This presentation of Japanese joinery represents fully only a few (48) of the many joints created by Japanese woodworkers since 200 BC (perhaps 400 remain "common"), however each presentation includes sufficient pictorial, historical and descriptive detail to understand the incredible skills that were necessary for this evolution of useful joinery.
How serious you feel about architecture, design or cabinetry is not genuinely important to the reader of this book. All readers will acquire some new appreciation for incredible craftsmanship and a stimulated interest in the Japanese technology that remains alive in the oldest wooden structures remaining on Earth.
There are some nice b/w photos of temple architecture in Nara & shimane, followed by 57 beautiful b/w photos of various complex joints all crafted with expert precision. The text describes the function, splicing, and connecting of joints.
Again this is not a technical manual per se, but if you are interested in the subject there is limited choices and I personally love this book.
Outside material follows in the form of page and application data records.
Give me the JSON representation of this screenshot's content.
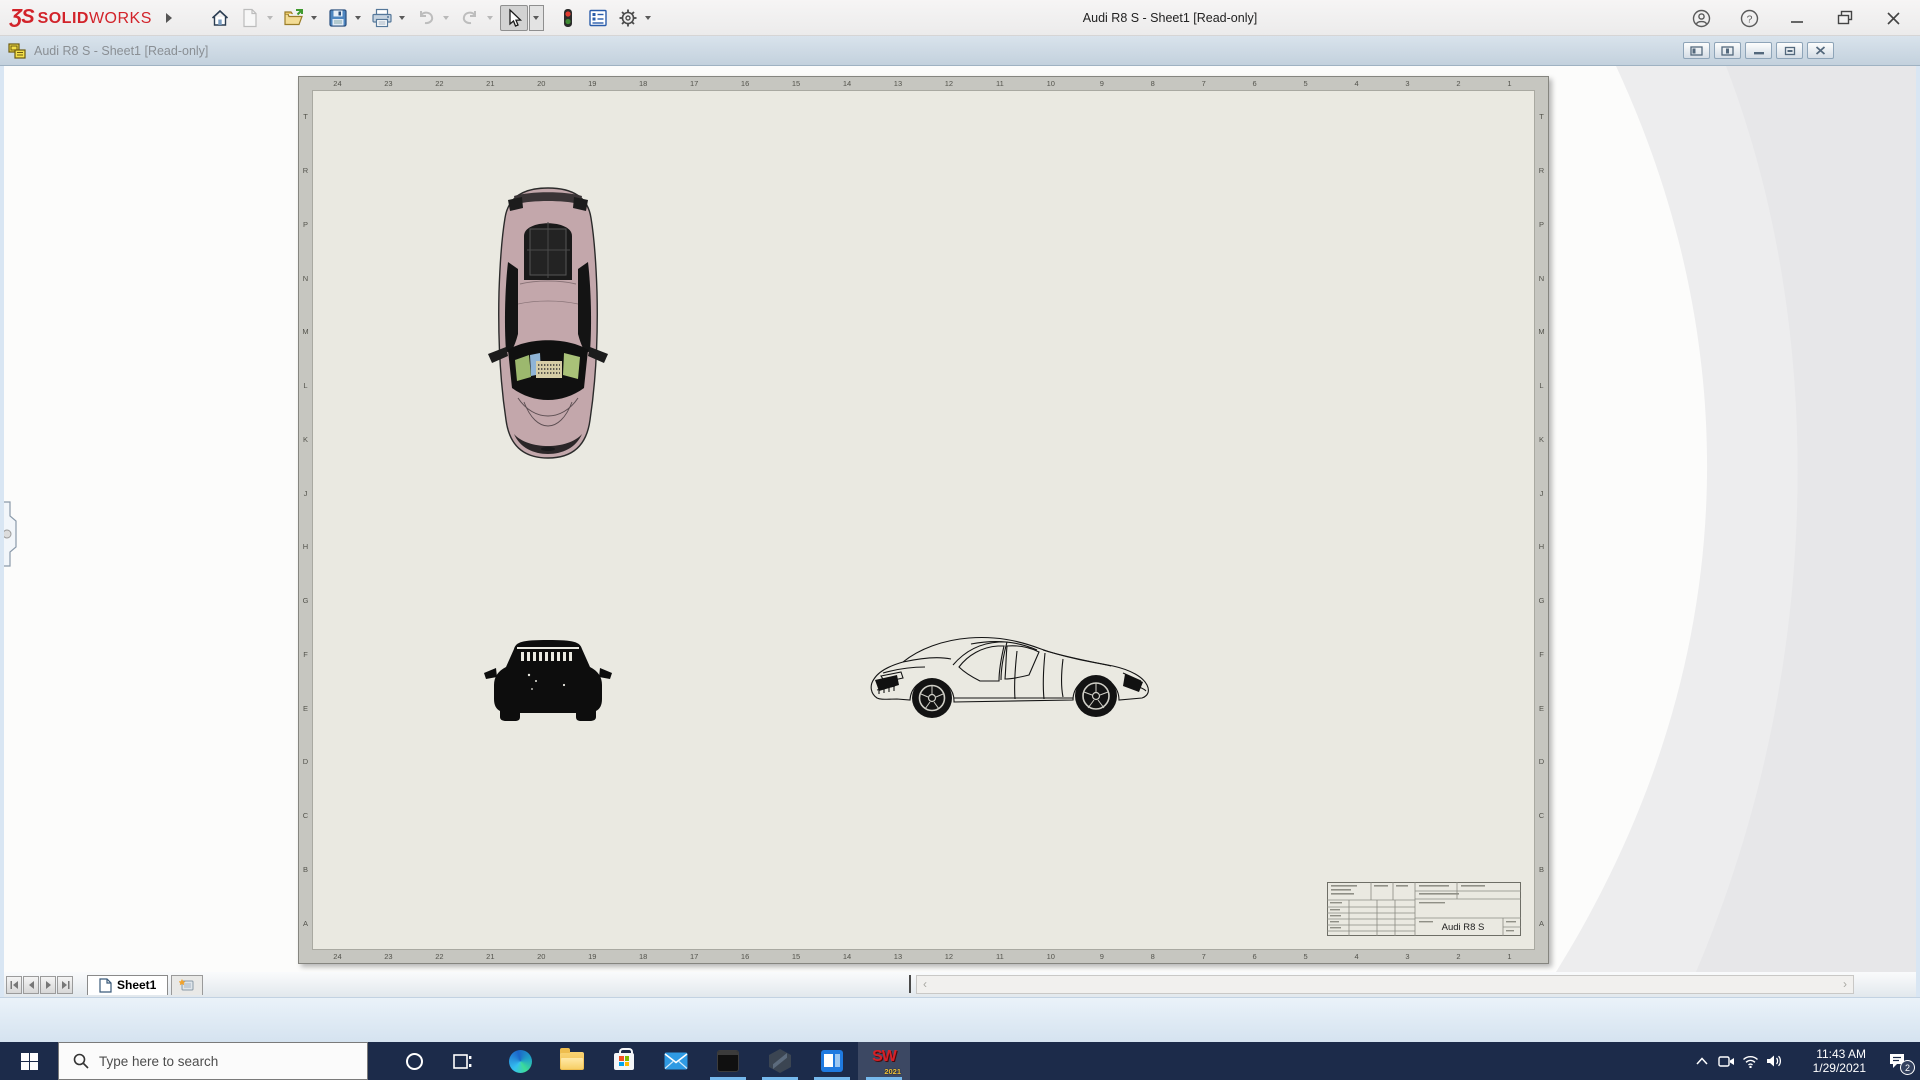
{
  "titlebar": {
    "logo_mark": "ƷS",
    "brand_solid": "SOLID",
    "brand_works": "WORKS",
    "title": "Audi R8 S - Sheet1 [Read-only]",
    "icons": [
      "home-icon",
      "new-document-icon",
      "open-icon",
      "save-icon",
      "print-icon",
      "undo-icon",
      "redo-icon",
      "select-cursor-icon",
      "traffic-light-icon",
      "document-properties-icon",
      "options-gear-icon",
      "account-icon",
      "help-icon",
      "minimize-icon",
      "restore-icon",
      "close-icon"
    ]
  },
  "docbar": {
    "title": "Audi R8 S - Sheet1 [Read-only]",
    "icons": [
      "drawing-document-icon",
      "pane-left-icon",
      "pane-right-icon",
      "minimize-icon",
      "restore-icon",
      "close-icon"
    ]
  },
  "sheet": {
    "ruler_numbers": [
      "24",
      "23",
      "22",
      "21",
      "20",
      "19",
      "18",
      "17",
      "16",
      "15",
      "14",
      "13",
      "12",
      "11",
      "10",
      "9",
      "8",
      "7",
      "6",
      "5",
      "4",
      "3",
      "2",
      "1"
    ],
    "ruler_letters": [
      "T",
      "R",
      "P",
      "N",
      "M",
      "L",
      "K",
      "J",
      "H",
      "G",
      "F",
      "E",
      "D",
      "C",
      "B",
      "A"
    ],
    "views": [
      "top-view-shaded",
      "front-view-silhouette",
      "side-view-wireframe"
    ],
    "title_block": {
      "part_title": "Audi R8 S"
    },
    "colors": {
      "sheet_bg": "#eae9e1",
      "ruler_bg": "#c6c6c0",
      "car_body_pink": "#c3a7ab"
    }
  },
  "tabbar": {
    "sheet_tab_label": "Sheet1",
    "scroll_left": "‹",
    "scroll_right": "›"
  },
  "taskbar": {
    "search_placeholder": "Type here to search",
    "apps": [
      "edge",
      "file-explorer",
      "store",
      "mail",
      "command-prompt",
      "hexagon-app",
      "uwp-app",
      "solidworks-2021"
    ],
    "sw_label": "SW",
    "sw_year": "2021",
    "clock_time": "11:43 AM",
    "clock_date": "1/29/2021",
    "notification_count": "2",
    "bg_color": "#1c2b4a",
    "accent_red": "#d2232a"
  }
}
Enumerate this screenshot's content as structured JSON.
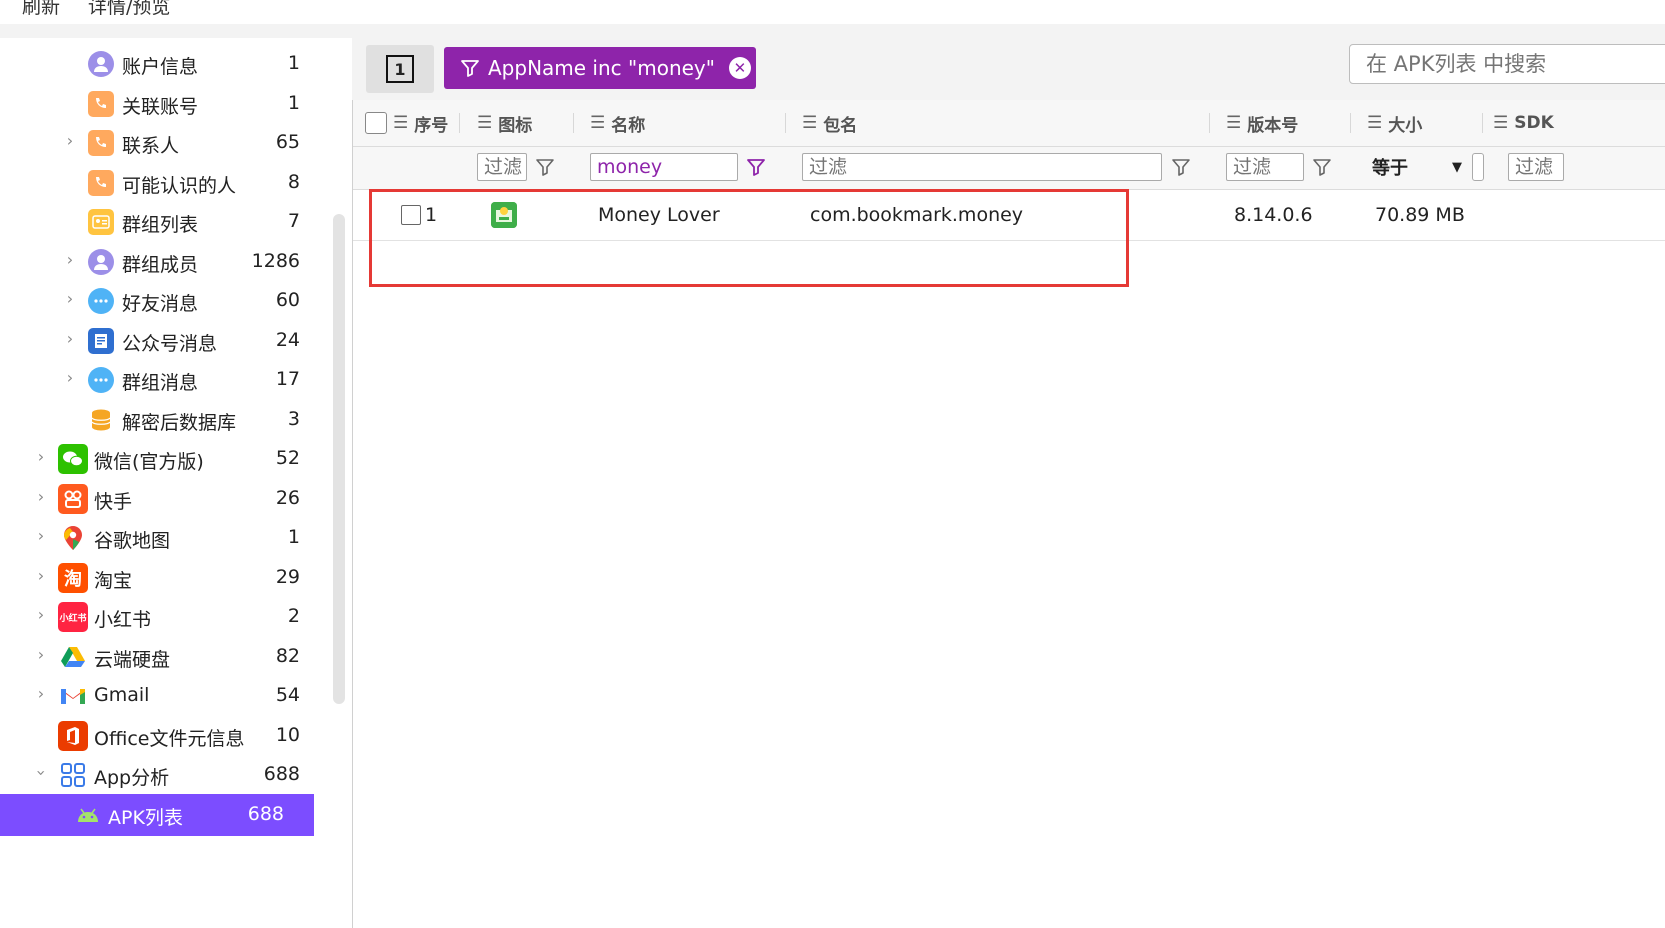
{
  "menu": {
    "refresh": "刷新",
    "details": "详情/预览"
  },
  "sidebar": {
    "items": [
      {
        "label": "账户信息",
        "count": "1",
        "icon": "user-icon",
        "expandable": false
      },
      {
        "label": "关联账号",
        "count": "1",
        "icon": "phone-icon",
        "expandable": false
      },
      {
        "label": "联系人",
        "count": "65",
        "icon": "phone-icon",
        "expandable": true
      },
      {
        "label": "可能认识的人",
        "count": "8",
        "icon": "phone-icon",
        "expandable": false
      },
      {
        "label": "群组列表",
        "count": "7",
        "icon": "id-card-icon",
        "expandable": false
      },
      {
        "label": "群组成员",
        "count": "1286",
        "icon": "user-icon",
        "expandable": true
      },
      {
        "label": "好友消息",
        "count": "60",
        "icon": "chat-bubble-icon",
        "expandable": true
      },
      {
        "label": "公众号消息",
        "count": "24",
        "icon": "document-icon",
        "expandable": true
      },
      {
        "label": "群组消息",
        "count": "17",
        "icon": "chat-bubble-icon",
        "expandable": true
      },
      {
        "label": "解密后数据库",
        "count": "3",
        "icon": "database-icon",
        "expandable": false
      },
      {
        "label": "微信(官方版)",
        "count": "52",
        "icon": "wechat-icon",
        "expandable": true
      },
      {
        "label": "快手",
        "count": "26",
        "icon": "kuaishou-icon",
        "expandable": true
      },
      {
        "label": "谷歌地图",
        "count": "1",
        "icon": "google-maps-icon",
        "expandable": true
      },
      {
        "label": "淘宝",
        "count": "29",
        "icon": "taobao-icon",
        "expandable": true
      },
      {
        "label": "小红书",
        "count": "2",
        "icon": "xiaohongshu-icon",
        "expandable": true
      },
      {
        "label": "云端硬盘",
        "count": "82",
        "icon": "google-drive-icon",
        "expandable": true
      },
      {
        "label": "Gmail",
        "count": "54",
        "icon": "gmail-icon",
        "expandable": true
      },
      {
        "label": "Office文件元信息",
        "count": "10",
        "icon": "office-icon",
        "expandable": false
      },
      {
        "label": "App分析",
        "count": "688",
        "icon": "app-grid-icon",
        "expandable": true,
        "expanded": true
      },
      {
        "label": "APK列表",
        "count": "688",
        "icon": "android-icon",
        "expandable": false,
        "selected": true
      }
    ],
    "taobao_glyph": "淘",
    "xhs_glyph": "小红书"
  },
  "toolbar": {
    "pin_label": "1",
    "filter_chip": "AppName inc \"money\"",
    "search_placeholder": "在 APK列表 中搜索"
  },
  "table": {
    "columns": [
      "序号",
      "图标",
      "名称",
      "包名",
      "版本号",
      "大小",
      "SDK"
    ],
    "filters": {
      "icon": "过滤",
      "name": "money",
      "package": "过滤",
      "version": "过滤",
      "size_op": "等于",
      "sdk": "过滤"
    },
    "rows": [
      {
        "index": "1",
        "name": "Money Lover",
        "package": "com.bookmark.money",
        "version": "8.14.0.6",
        "size": "70.89 MB"
      }
    ]
  },
  "colors": {
    "accent": "#7c4dff",
    "chip": "#8e24aa",
    "highlight": "#e53935"
  }
}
Pages 1-25 are a very cursory overview of the art of carpentry in ancient Japan. Pages 25-88 are full page, gorgeous pictures of different Japanese carpenter's joints. Pages 89-106 are a series of cutaway line drawings of joints, almost an attempt to show you how to do it, but more just to show the complexity of the joints themselves.
But nowhere are there clear, explicit instructions with proportions or techniques to create these joints. This wasn't clear from the description, which is actually quite misleading saying that "even the weekend carpenter can duplicate these bequests from the traditional Japanese carpenter" using this book. That is absolutely not the case, at least for this weekend carpenter.
Great pictures, fantastic art, but a poorly conceived and advertised book for the purpose of making this art. Try The Complete Japanese Joinery instead if you want to make these.
Most Recent Customer Reviews
If you get past the "Japan is the best in the world" part, this is an excellent book. Detailed descriptions of how wood joints were made and used. Read morePublished 1 month ago by cheyenneB
This was the envy of Christmas time. I should have got one for my brother-in law! I know my husband will enjoy creating things with this! Read morePublished 6 months ago by arial143
If I were an avid woodworker these journey techniques are clever and have been used over the centuries.Published 8 months ago by Robert W.
This is a beautiful book, the joinery is breathtaking. If you like artful joinery, this book will make your carpenter heart pitter pat just a few beats fasterPublished 10 months ago by Zibbor